Revelstoke Drive

A view down Revelstoke Drive

The wide track along the coast from Noss Mayo to Stoke Point is part of a nine mile circular carriage ride, called Revelstoke Drive.

It makes an ideal track to follow as it is wide and flat and enjoys uninterrupted views of the sea as it gently follow the contours of the cliffs.

It was built in the 1880s by the land-owner, Edward Baring, first Lord Revelstoke to take his visitors on spectacular rides.

Lord Revelstoke by Frank Dadd, Oil on Canvas, 1878
Lord Revelstoke by Frank Dadd, Oil on Canvas, 1878

Look out for the walls which were built to prevent horses from plunging into the sea on sharp bends. The drive was built by out-of-work fishermen. The story goes that when the carriage way was completed the labourers looked so dejected at the prospect of unemployment; Baring promptly ordered them to make it three feet wider. This extravagant gesture was typical but short-lived.

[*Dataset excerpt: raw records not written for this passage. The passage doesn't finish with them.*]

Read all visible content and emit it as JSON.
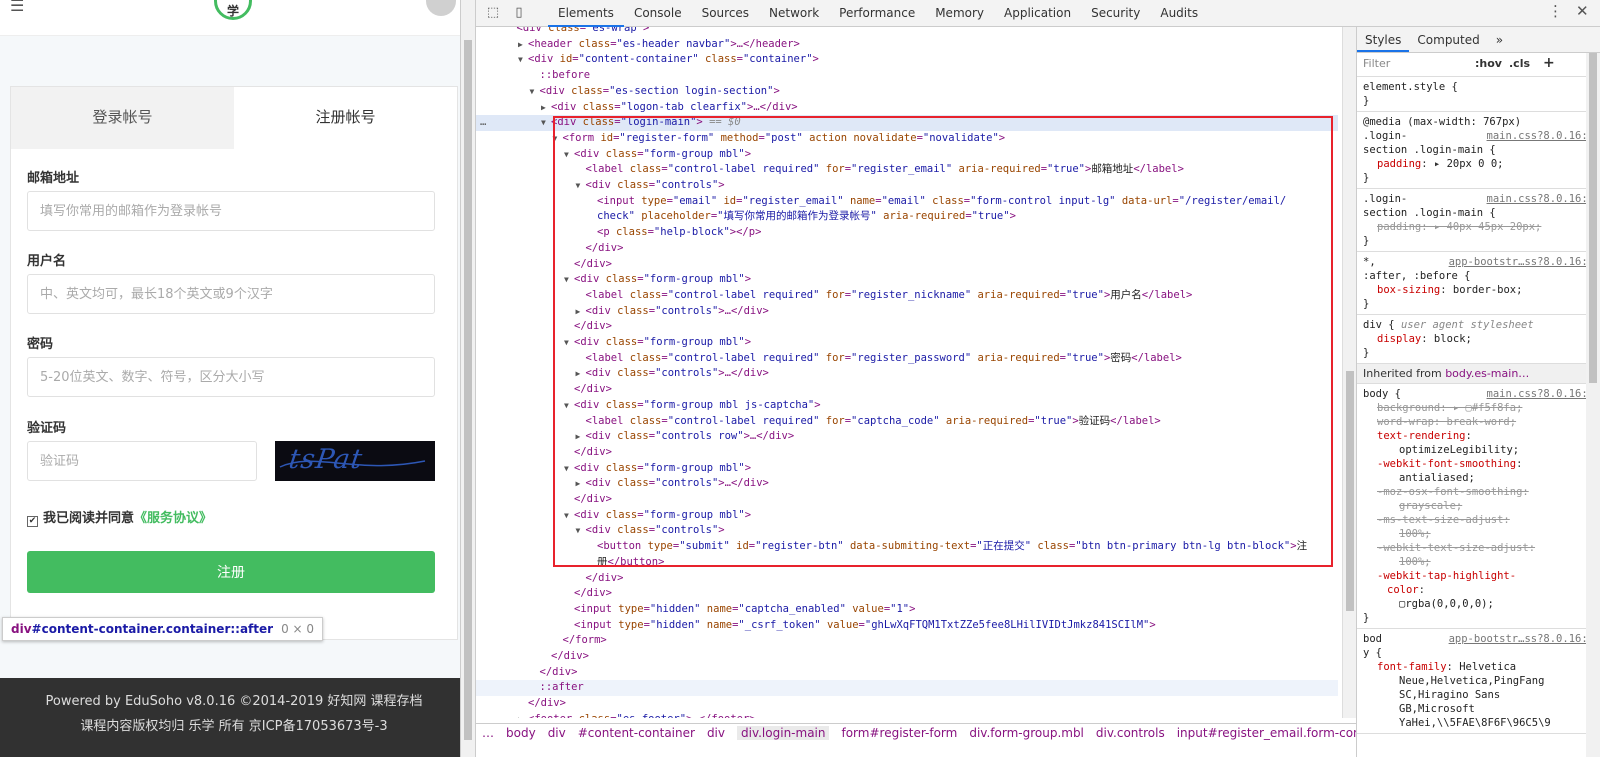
{
  "page": {
    "hamburger_icon": "menu-icon",
    "logo_text": "学",
    "tabs": [
      "登录帐号",
      "注册帐号"
    ],
    "active_tab": 1,
    "fields": [
      {
        "label": "邮箱地址",
        "placeholder": "填写你常用的邮箱作为登录帐号"
      },
      {
        "label": "用户名",
        "placeholder": "中、英文均可，最长18个英文或9个汉字"
      },
      {
        "label": "密码",
        "placeholder": "5-20位英文、数字、符号，区分大小写"
      },
      {
        "label": "验证码",
        "placeholder": "验证码"
      }
    ],
    "captcha_text": "tsPat",
    "agree_text": "我已阅读并同意",
    "agree_link": "《服务协议》",
    "submit_label": "注册",
    "tooltip_selector_tag": "div",
    "tooltip_selector": "#content-container.container::after",
    "tooltip_dims": "0 × 0",
    "footer_line1": "Powered by EduSoho v8.0.16 ©2014-2019    好知网    课程存档",
    "footer_line2": "课程内容版权均归 乐学 所有    京ICP备17053673号-3",
    "brand_color": "#43bc60"
  },
  "devtools": {
    "tabs": [
      "Elements",
      "Console",
      "Sources",
      "Network",
      "Performance",
      "Memory",
      "Application",
      "Security",
      "Audits"
    ],
    "active_tab": "Elements",
    "dom_lines": [
      {
        "indent": 3,
        "tri": "",
        "html": "<span class='tg'>&lt;div</span> <span class='an'>class</span>=<span class='av'>\"es-wrap\"</span><span class='tg'>&gt;</span>"
      },
      {
        "indent": 4,
        "tri": "▶",
        "html": "<span class='tg'>&lt;header</span> <span class='an'>class</span>=<span class='av'>\"es-header navbar\"</span><span class='tg'>&gt;</span>…<span class='tg'>&lt;/header&gt;</span>"
      },
      {
        "indent": 4,
        "tri": "▼",
        "html": "<span class='tg'>&lt;div</span> <span class='an'>id</span>=<span class='av'>\"content-container\"</span> <span class='an'>class</span>=<span class='av'>\"container\"</span><span class='tg'>&gt;</span>"
      },
      {
        "indent": 5,
        "tri": "",
        "html": "<span class='ps'>::before</span>"
      },
      {
        "indent": 5,
        "tri": "▼",
        "html": "<span class='tg'>&lt;div</span> <span class='an'>class</span>=<span class='av'>\"es-section login-section\"</span><span class='tg'>&gt;</span>"
      },
      {
        "indent": 6,
        "tri": "▶",
        "html": "<span class='tg'>&lt;div</span> <span class='an'>class</span>=<span class='av'>\"logon-tab clearfix\"</span><span class='tg'>&gt;</span>…<span class='tg'>&lt;/div&gt;</span>"
      },
      {
        "indent": 6,
        "tri": "▼",
        "sel": true,
        "html": "<span class='tg'>&lt;div</span> <span class='an'>class</span>=<span class='av'>\"login-main\"</span><span class='tg'>&gt;</span> <span class='dm'>== $0</span>"
      },
      {
        "indent": 7,
        "tri": "▼",
        "html": "<span class='tg'>&lt;form</span> <span class='an'>id</span>=<span class='av'>\"register-form\"</span> <span class='an'>method</span>=<span class='av'>\"post\"</span> <span class='an'>action novalidate</span>=<span class='av'>\"novalidate\"</span><span class='tg'>&gt;</span>"
      },
      {
        "indent": 8,
        "tri": "▼",
        "html": "<span class='tg'>&lt;div</span> <span class='an'>class</span>=<span class='av'>\"form-group mbl\"</span><span class='tg'>&gt;</span>"
      },
      {
        "indent": 9,
        "tri": "",
        "html": "<span class='tg'>&lt;label</span> <span class='an'>class</span>=<span class='av'>\"control-label required\"</span> <span class='an'>for</span>=<span class='av'>\"register_email\"</span> <span class='an'>aria-required</span>=<span class='av'>\"true\"</span><span class='tg'>&gt;</span><span class='tx'>邮箱地址</span><span class='tg'>&lt;/label&gt;</span>"
      },
      {
        "indent": 9,
        "tri": "▼",
        "html": "<span class='tg'>&lt;div</span> <span class='an'>class</span>=<span class='av'>\"controls\"</span><span class='tg'>&gt;</span>"
      },
      {
        "indent": 10,
        "tri": "",
        "html": "<span class='tg'>&lt;input</span> <span class='an'>type</span>=<span class='av'>\"email\"</span> <span class='an'>id</span>=<span class='av'>\"register_email\"</span> <span class='an'>name</span>=<span class='av'>\"email\"</span> <span class='an'>class</span>=<span class='av'>\"form-control input-lg\"</span> <span class='an'>data-url</span>=<span class='av'>\"/register/email/</span>"
      },
      {
        "indent": 10,
        "tri": "",
        "html": "<span class='av'>check\"</span> <span class='an'>placeholder</span>=<span class='av'>\"填写你常用的邮箱作为登录帐号\"</span> <span class='an'>aria-required</span>=<span class='av'>\"true\"</span><span class='tg'>&gt;</span>"
      },
      {
        "indent": 10,
        "tri": "",
        "html": "<span class='tg'>&lt;p</span> <span class='an'>class</span>=<span class='av'>\"help-block\"</span><span class='tg'>&gt;&lt;/p&gt;</span>"
      },
      {
        "indent": 9,
        "tri": "",
        "html": "<span class='tg'>&lt;/div&gt;</span>"
      },
      {
        "indent": 8,
        "tri": "",
        "html": "<span class='tg'>&lt;/div&gt;</span>"
      },
      {
        "indent": 8,
        "tri": "▼",
        "html": "<span class='tg'>&lt;div</span> <span class='an'>class</span>=<span class='av'>\"form-group mbl\"</span><span class='tg'>&gt;</span>"
      },
      {
        "indent": 9,
        "tri": "",
        "html": "<span class='tg'>&lt;label</span> <span class='an'>class</span>=<span class='av'>\"control-label required\"</span> <span class='an'>for</span>=<span class='av'>\"register_nickname\"</span> <span class='an'>aria-required</span>=<span class='av'>\"true\"</span><span class='tg'>&gt;</span><span class='tx'>用户名</span><span class='tg'>&lt;/label&gt;</span>"
      },
      {
        "indent": 9,
        "tri": "▶",
        "html": "<span class='tg'>&lt;div</span> <span class='an'>class</span>=<span class='av'>\"controls\"</span><span class='tg'>&gt;</span>…<span class='tg'>&lt;/div&gt;</span>"
      },
      {
        "indent": 8,
        "tri": "",
        "html": "<span class='tg'>&lt;/div&gt;</span>"
      },
      {
        "indent": 8,
        "tri": "▼",
        "html": "<span class='tg'>&lt;div</span> <span class='an'>class</span>=<span class='av'>\"form-group mbl\"</span><span class='tg'>&gt;</span>"
      },
      {
        "indent": 9,
        "tri": "",
        "html": "<span class='tg'>&lt;label</span> <span class='an'>class</span>=<span class='av'>\"control-label required\"</span> <span class='an'>for</span>=<span class='av'>\"register_password\"</span> <span class='an'>aria-required</span>=<span class='av'>\"true\"</span><span class='tg'>&gt;</span><span class='tx'>密码</span><span class='tg'>&lt;/label&gt;</span>"
      },
      {
        "indent": 9,
        "tri": "▶",
        "html": "<span class='tg'>&lt;div</span> <span class='an'>class</span>=<span class='av'>\"controls\"</span><span class='tg'>&gt;</span>…<span class='tg'>&lt;/div&gt;</span>"
      },
      {
        "indent": 8,
        "tri": "",
        "html": "<span class='tg'>&lt;/div&gt;</span>"
      },
      {
        "indent": 8,
        "tri": "▼",
        "html": "<span class='tg'>&lt;div</span> <span class='an'>class</span>=<span class='av'>\"form-group mbl js-captcha\"</span><span class='tg'>&gt;</span>"
      },
      {
        "indent": 9,
        "tri": "",
        "html": "<span class='tg'>&lt;label</span> <span class='an'>class</span>=<span class='av'>\"control-label required\"</span> <span class='an'>for</span>=<span class='av'>\"captcha_code\"</span> <span class='an'>aria-required</span>=<span class='av'>\"true\"</span><span class='tg'>&gt;</span><span class='tx'>验证码</span><span class='tg'>&lt;/label&gt;</span>"
      },
      {
        "indent": 9,
        "tri": "▶",
        "html": "<span class='tg'>&lt;div</span> <span class='an'>class</span>=<span class='av'>\"controls row\"</span><span class='tg'>&gt;</span>…<span class='tg'>&lt;/div&gt;</span>"
      },
      {
        "indent": 8,
        "tri": "",
        "html": "<span class='tg'>&lt;/div&gt;</span>"
      },
      {
        "indent": 8,
        "tri": "▼",
        "html": "<span class='tg'>&lt;div</span> <span class='an'>class</span>=<span class='av'>\"form-group mbl\"</span><span class='tg'>&gt;</span>"
      },
      {
        "indent": 9,
        "tri": "▶",
        "html": "<span class='tg'>&lt;div</span> <span class='an'>class</span>=<span class='av'>\"controls\"</span><span class='tg'>&gt;</span>…<span class='tg'>&lt;/div&gt;</span>"
      },
      {
        "indent": 8,
        "tri": "",
        "html": "<span class='tg'>&lt;/div&gt;</span>"
      },
      {
        "indent": 8,
        "tri": "▼",
        "html": "<span class='tg'>&lt;div</span> <span class='an'>class</span>=<span class='av'>\"form-group mbl\"</span><span class='tg'>&gt;</span>"
      },
      {
        "indent": 9,
        "tri": "▼",
        "html": "<span class='tg'>&lt;div</span> <span class='an'>class</span>=<span class='av'>\"controls\"</span><span class='tg'>&gt;</span>"
      },
      {
        "indent": 10,
        "tri": "",
        "html": "<span class='tg'>&lt;button</span> <span class='an'>type</span>=<span class='av'>\"submit\"</span> <span class='an'>id</span>=<span class='av'>\"register-btn\"</span> <span class='an'>data-submiting-text</span>=<span class='av'>\"正在提交\"</span> <span class='an'>class</span>=<span class='av'>\"btn btn-primary btn-lg btn-block\"</span><span class='tg'>&gt;</span><span class='tx'>注</span>"
      },
      {
        "indent": 10,
        "tri": "",
        "html": "<span class='tx'>册</span><span class='tg'>&lt;/button&gt;</span>"
      },
      {
        "indent": 9,
        "tri": "",
        "html": "<span class='tg'>&lt;/div&gt;</span>"
      },
      {
        "indent": 8,
        "tri": "",
        "html": "<span class='tg'>&lt;/div&gt;</span>"
      },
      {
        "indent": 8,
        "tri": "",
        "html": "<span class='tg'>&lt;input</span> <span class='an'>type</span>=<span class='av'>\"hidden\"</span> <span class='an'>name</span>=<span class='av'>\"captcha_enabled\"</span> <span class='an'>value</span>=<span class='av'>\"1\"</span><span class='tg'>&gt;</span>"
      },
      {
        "indent": 8,
        "tri": "",
        "html": "<span class='tg'>&lt;input</span> <span class='an'>type</span>=<span class='av'>\"hidden\"</span> <span class='an'>name</span>=<span class='av'>\"_csrf_token\"</span> <span class='an'>value</span>=<span class='av'>\"ghLwXqFTQM1TxtZZe5fee8LHilIVIDtJmkz841SCIlM\"</span><span class='tg'>&gt;</span>"
      },
      {
        "indent": 7,
        "tri": "",
        "html": "<span class='tg'>&lt;/form&gt;</span>"
      },
      {
        "indent": 6,
        "tri": "",
        "html": "<span class='tg'>&lt;/div&gt;</span>"
      },
      {
        "indent": 5,
        "tri": "",
        "html": "<span class='tg'>&lt;/div&gt;</span>"
      },
      {
        "indent": 5,
        "tri": "",
        "sel2": true,
        "html": "<span class='ps'>::after</span>"
      },
      {
        "indent": 4,
        "tri": "",
        "html": "<span class='tg'>&lt;/div&gt;</span>"
      },
      {
        "indent": 4,
        "tri": "▶",
        "html": "<span class='tg'>&lt;footer</span> <span class='an'>class</span>=<span class='av'>\"es-footer\"</span><span class='tg'>&gt;</span>…<span class='tg'>&lt;/footer&gt;</span>"
      }
    ],
    "breadcrumb": [
      "…",
      "body",
      "div",
      "#content-container",
      "div",
      "div.login-main",
      "form#register-form",
      "div.form-group.mbl",
      "div.controls",
      "input#register_email.form-control.input-lg"
    ],
    "breadcrumb_current": 5,
    "styles_tabs": [
      "Styles",
      "Computed",
      "»"
    ],
    "filter_placeholder": "Filter",
    "filter_hov": ":hov",
    "filter_cls": ".cls",
    "filter_add": "+",
    "inherited_label": "Inherited from",
    "inherited_link": "body.es-main…"
  }
}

Under his leadership Barings Bank collapsed and, unlike the bankers of today, he was held personally responsible and had to sell Membland Estate, his land, home and possessions.

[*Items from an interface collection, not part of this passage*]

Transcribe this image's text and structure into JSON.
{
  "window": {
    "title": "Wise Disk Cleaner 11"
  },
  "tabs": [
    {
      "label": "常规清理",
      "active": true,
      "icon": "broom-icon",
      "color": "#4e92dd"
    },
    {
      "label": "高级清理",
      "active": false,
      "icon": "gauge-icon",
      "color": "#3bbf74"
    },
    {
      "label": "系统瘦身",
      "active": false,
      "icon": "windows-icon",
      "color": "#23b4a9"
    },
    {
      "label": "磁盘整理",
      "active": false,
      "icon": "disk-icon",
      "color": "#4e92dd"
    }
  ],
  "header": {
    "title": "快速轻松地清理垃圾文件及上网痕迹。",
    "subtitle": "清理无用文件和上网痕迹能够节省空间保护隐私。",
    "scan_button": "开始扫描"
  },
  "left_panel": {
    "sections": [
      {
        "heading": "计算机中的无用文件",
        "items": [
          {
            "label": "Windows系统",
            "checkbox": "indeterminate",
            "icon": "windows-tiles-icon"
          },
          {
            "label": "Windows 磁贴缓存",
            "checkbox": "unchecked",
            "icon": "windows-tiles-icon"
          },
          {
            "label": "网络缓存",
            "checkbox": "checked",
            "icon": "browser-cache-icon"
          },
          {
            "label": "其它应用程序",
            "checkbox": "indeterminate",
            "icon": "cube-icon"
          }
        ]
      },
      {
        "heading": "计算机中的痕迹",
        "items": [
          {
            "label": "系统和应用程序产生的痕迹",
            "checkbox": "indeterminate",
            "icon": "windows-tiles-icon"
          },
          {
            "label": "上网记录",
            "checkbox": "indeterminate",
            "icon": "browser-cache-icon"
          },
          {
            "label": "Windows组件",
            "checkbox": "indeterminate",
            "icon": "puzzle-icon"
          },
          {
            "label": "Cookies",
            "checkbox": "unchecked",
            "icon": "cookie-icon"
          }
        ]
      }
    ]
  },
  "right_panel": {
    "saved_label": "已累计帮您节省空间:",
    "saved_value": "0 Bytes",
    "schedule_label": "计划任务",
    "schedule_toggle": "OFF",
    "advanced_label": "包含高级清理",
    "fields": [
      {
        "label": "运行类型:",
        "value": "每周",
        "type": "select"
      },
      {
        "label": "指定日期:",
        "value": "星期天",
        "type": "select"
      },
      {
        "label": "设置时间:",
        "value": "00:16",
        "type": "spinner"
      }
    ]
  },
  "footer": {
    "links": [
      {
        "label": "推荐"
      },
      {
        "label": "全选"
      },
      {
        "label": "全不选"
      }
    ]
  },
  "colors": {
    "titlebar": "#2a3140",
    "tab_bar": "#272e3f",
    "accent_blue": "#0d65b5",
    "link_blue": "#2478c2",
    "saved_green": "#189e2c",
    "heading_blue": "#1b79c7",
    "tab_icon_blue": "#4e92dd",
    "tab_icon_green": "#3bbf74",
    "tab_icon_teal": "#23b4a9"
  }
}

His legacy however is still evident today, so as you drive along the lanes make sure to lookout for lodges, farms and outbuildings he built in a distinctive, romantic style.

Warren Cottage

As you walk along the Revelstoke Drive towards Noss Mayo, you’ll come across Warren cottage. This was once the home of the Membland Estate warrener, who would have been responsible for breeding rabbits for meat and fur. 

It was later rebuilt as a summerhouse and luncheon stop for Lord Revelstoke’s carriage parties; he entertained the future King Edward VII here.

Gunrow Signal Station

During the late eighteenth century, from 1793 onwards, Britain was continuously at war with post-revolution France and the Admiralty decided to establish a chain of signal stations to warn of approaching enemy fleets. In south Devon these included stations at Mount Edgcumbe, Gunrow's Down, Scobbiscombe, West Soar and Prawle Point.

Gunrow Signal Station was a communcations system for the fleet during Napoleonic times
Gunrow Signal Station was a communcations system for the fleet during Napoleonic times

Signal officers would alert neighbouring stations in the chain by means of semaphore flags hoisted on poles. The present unoccupied building dates back to the early 1900s, and in the past has served as a coastguard lookout, a Second World War observation post and searchlight position, and a National Trust shop and cafe.